The worst part is they hide all the “good” stuff away and only allow access to it for those willing to pay extra. The game offers both “premium” characters and worlds in what must be the most egregious use of the word “premium” in recorded human history. Premium characters cost $1 each, and consist of many of the big names in the series, varying from Firion to Cloud to Snow. You aren’t able to pick which one you want, and after you pay up you get one of the 35 possibilities chosen at random. Each of the three premium worlds run $4, meaning it will cost over $50 to access all the content, which is enough to just go out and buy a real Final Fantasy game.
The fact that they hid a large portion of the game’s content behind the guise of microtransactions isn’t even the worst example of greed, as there are boss battles later in the game that are literally impossible to win the first time through. Regardless of how quickly you swipe and how much you swear, your party will be wiped out. No amount of level or weapon grinding will help and you are left with only a couple of options including waiting three hours for fever mode to build up for a “get out of boss fight free” card, waiting for your party to revive itself, but that takes a whopping three minutes per character (so you could be waiting for an hour and a half to completely restore your party, which is about an hour and twenty nine minutes past the point where you’ll stop caring), or using real life money to buy hourglasses to restore your party instantly and here we reach the core of their little scam.
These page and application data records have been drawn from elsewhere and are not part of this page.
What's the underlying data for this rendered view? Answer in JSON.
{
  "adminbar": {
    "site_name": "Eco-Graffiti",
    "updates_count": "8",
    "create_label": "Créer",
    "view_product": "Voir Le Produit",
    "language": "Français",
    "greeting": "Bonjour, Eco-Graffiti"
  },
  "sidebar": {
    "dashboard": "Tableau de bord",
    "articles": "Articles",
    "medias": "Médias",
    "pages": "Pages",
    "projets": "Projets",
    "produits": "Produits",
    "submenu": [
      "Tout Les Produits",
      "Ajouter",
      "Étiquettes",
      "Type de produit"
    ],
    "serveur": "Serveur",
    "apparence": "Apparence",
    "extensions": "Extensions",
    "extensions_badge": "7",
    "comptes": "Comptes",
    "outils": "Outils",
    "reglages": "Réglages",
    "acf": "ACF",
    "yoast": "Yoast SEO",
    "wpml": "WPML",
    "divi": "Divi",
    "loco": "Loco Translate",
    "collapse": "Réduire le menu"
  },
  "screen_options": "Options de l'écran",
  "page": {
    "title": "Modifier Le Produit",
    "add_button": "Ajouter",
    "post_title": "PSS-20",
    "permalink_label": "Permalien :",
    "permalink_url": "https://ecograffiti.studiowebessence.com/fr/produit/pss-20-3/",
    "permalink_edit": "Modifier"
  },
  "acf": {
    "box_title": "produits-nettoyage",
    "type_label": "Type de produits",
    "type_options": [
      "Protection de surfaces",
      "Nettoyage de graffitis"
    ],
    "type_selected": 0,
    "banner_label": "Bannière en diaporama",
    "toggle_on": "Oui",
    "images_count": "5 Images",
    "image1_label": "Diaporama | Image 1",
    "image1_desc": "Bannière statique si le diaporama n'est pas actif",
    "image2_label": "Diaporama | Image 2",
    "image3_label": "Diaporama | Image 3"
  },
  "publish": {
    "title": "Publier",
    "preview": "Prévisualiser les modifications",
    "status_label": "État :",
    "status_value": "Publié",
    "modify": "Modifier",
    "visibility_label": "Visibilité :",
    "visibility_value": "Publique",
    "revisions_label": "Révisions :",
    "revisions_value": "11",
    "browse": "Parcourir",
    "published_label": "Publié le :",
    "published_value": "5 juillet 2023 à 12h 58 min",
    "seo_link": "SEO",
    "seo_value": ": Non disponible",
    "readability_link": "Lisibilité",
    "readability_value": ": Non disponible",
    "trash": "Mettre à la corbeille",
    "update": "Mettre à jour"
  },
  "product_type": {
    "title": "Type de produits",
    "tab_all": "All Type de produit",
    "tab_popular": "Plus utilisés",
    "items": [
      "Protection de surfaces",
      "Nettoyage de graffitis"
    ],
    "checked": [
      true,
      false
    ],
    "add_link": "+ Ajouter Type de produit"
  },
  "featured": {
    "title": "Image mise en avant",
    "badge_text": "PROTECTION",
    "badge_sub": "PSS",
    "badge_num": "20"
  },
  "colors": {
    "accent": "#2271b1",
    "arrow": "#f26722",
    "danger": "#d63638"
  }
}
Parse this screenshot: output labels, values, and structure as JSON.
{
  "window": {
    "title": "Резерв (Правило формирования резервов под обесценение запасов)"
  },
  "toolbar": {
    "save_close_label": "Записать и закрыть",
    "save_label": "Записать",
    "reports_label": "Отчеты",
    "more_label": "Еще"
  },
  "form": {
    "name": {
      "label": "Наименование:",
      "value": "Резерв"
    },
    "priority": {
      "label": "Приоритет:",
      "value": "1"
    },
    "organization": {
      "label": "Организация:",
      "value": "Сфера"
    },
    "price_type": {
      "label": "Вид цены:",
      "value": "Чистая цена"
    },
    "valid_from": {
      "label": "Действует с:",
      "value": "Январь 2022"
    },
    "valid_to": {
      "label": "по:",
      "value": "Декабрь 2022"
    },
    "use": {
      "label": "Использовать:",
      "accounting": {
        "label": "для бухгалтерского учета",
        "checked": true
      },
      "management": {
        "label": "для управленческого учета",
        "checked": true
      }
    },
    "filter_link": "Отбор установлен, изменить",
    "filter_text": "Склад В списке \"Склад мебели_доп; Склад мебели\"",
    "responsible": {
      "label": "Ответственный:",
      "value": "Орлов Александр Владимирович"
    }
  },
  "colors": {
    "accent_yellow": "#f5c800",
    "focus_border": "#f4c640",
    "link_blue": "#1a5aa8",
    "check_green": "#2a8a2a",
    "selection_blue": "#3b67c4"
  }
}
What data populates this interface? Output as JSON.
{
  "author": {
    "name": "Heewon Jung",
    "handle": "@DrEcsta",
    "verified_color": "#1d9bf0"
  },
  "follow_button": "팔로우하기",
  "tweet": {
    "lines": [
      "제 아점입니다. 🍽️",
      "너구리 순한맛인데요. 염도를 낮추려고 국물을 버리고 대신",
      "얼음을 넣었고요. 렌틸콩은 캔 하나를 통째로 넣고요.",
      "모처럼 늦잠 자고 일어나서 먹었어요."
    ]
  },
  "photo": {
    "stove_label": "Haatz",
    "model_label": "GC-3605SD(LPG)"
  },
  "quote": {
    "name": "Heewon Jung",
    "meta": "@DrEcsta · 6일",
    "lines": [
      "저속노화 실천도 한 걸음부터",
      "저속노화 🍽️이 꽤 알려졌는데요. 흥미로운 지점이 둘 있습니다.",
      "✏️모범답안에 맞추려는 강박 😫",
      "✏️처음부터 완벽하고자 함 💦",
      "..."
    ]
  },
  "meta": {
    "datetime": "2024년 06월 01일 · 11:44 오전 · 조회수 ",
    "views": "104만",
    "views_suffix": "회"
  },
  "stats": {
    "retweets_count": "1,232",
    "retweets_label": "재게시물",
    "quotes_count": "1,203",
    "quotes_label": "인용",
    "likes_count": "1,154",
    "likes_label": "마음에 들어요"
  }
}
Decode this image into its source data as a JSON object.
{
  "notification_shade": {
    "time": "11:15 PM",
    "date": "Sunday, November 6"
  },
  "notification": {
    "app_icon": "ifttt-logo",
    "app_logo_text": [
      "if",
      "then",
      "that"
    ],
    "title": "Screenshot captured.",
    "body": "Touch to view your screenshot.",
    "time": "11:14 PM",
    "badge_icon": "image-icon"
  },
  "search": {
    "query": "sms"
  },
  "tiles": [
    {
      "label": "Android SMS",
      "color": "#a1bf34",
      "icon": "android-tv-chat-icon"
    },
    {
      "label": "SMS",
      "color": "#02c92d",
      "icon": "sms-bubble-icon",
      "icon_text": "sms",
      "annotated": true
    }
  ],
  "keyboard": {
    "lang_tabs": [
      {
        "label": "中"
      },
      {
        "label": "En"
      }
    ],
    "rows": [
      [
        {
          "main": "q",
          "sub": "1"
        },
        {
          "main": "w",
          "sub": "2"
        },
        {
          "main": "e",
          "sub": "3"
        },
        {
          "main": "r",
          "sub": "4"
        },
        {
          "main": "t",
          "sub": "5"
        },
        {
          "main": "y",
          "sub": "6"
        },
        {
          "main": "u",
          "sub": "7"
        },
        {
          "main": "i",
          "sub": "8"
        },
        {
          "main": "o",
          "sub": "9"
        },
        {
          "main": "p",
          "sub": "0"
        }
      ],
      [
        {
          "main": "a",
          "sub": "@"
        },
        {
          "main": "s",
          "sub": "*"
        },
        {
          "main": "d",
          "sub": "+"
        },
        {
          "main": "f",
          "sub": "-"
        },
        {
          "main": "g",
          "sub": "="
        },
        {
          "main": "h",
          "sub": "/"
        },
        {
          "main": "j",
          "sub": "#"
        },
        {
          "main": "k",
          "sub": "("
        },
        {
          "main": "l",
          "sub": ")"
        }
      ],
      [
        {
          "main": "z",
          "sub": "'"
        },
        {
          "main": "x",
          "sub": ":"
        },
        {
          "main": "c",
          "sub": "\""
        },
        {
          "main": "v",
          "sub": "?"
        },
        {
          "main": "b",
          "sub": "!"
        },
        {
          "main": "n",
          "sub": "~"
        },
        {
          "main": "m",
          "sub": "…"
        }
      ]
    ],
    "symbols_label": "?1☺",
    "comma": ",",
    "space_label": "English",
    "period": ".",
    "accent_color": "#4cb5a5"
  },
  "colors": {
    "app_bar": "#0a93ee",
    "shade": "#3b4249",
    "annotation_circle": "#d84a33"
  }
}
This means that if you get to one of the mandatory impossible to win boss fights and want to continue playing immediately, the only way to do so is by paying Square Enix for that privilege. This isn’t even an example of a micro-transaction; this is extortion. This is putting up a toll both and telling gamers they can either pay up or get lost. This is the exact same nonsense that FarmVille and hundreds of other awful games use to milk people out of their money, but those games at least have the decency to offer a free base package. Square Enix has put out a lazy, awful, abomination of a “game” and has the audacity to charge you extra if you want to keep on playing it. I wouldn’t even recommend this if it was free, and charging people to keep playing All the Bravest is like charging people to keep on being tortured.
Final Fantasy: All the Bravest caters to a very specific audience: huge Final Fantasy fans with money to waste and a head injury that has remained untreated for an extended period of time. This is a game with only two gameplay features: tap the screen and give Square money. It’s true that the music is great and the nostalgia value is off the charts, but neither of these things justify a release that is little more than a blatant cash grab. This is less a game and more a trip to the nostalgia museum where all the cool exhibits cost extra to see. If you ever have the urge to buy this game, find a friend to play one of the classic Final Fantasy titles while you vigorously rub the screen to the point where it’s impossible to see what’s going on. You’ll have entirely the same experience, and save $4 that can be put towards something substantially more entertaining, like a pet rock or dental surgery.